Call To Action

Cirrus Co-Founder & CEO Dale Klapmeier, Founding Chair of AirSpace Minnesota (left) is pictured with Deputy Commissioner Charlene Briner, Minnesota Department of Education, Senator Amy Klobuchar and Doug Paulson, Minnesota Department of Education STEM Specialist.

Aerospace Industries Association (AIA) hosted the first AIA Upper Midwest STEM Workforce Forum with AirSpace Minnesota on October 6-7 at the Minnesota Department of Education Conference Center in Roseville, Minnesota.  This gathering of 100 state and national thought leaders from academia, K-12 education, government and industry featured opening remarks by Senator Amy Klobuchar.

Designed as a call to action to address the significant growth needed in science-literate workers, the Forum supported a dialogue on the need to work together to design and build a strong STEM* pathway that engages students throughout K-12 and beyond, connecting them with practitioners, career awareness and education and training opportunities. (STEM = science, technology, engineering and mathematics.)

Forum partners included Aerospace States Association, the American Institute of Aeronautics & Astronautics, the Minnesota High Tech Association and SciMathMN.

Why aerospace?  Historically, institutions from 3M to Mayo Clinic have benefited from aerospace-related opportunities, which contributed significantly to the foundations of Minnesota’s tech industry. As a new chapter of human exploration unfolds, the aerospace/aviation industry and the large infrastructure that supports it are growing, creating high-tech, high-paying jobs at companies that now include Google and Facebook.

The Forum highlighted these compelling themes:

⦁Capacity in additive manufacturing, augmented reality, big data and analytics, cybersecurity and more has become essential.  There are extraordinary new opportunities in unmanned systems (infrastructure, applications, systems, vehicles), autonomy and robotics (analysis, automation, reduced crew), energy and propulsion (hybridization, batteries) and breakthroughs (energy, operations, configurations, materials, manufacturing).

⦁The unique capacity of flight to inspire imaginations and explore and shape our world can be a powerful catalyst for engaging learners.  This important engagement starting in elementary and middle school can help build a foundation for students to pursue any type of STEM-related endeavor, providing myriad opportunities to solve important challenges.
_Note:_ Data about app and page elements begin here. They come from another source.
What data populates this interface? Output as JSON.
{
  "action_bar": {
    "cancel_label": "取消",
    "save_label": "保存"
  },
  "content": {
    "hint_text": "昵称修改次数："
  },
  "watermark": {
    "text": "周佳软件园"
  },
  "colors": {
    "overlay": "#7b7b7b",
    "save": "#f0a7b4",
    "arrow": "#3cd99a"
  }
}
⦁Sadly, K-12 educators, students and parents lack sufficient awareness of these opportunities – many of which can be pursued with certifications or 2-year degrees. To provide equitable education to all and to meet future citizenship and workforce needs, dramatic changes are needed now to build an ecosystem that effectively serves all learners.

Visit the summaries and galleries for a snapshot of the tremendous leadership at the Forum. Thank you to all the participants for this invaluable dialogue and support for the work to come.

*All photos courtesy of ©2016 Larry Grace Photography for AirSpace Minnesota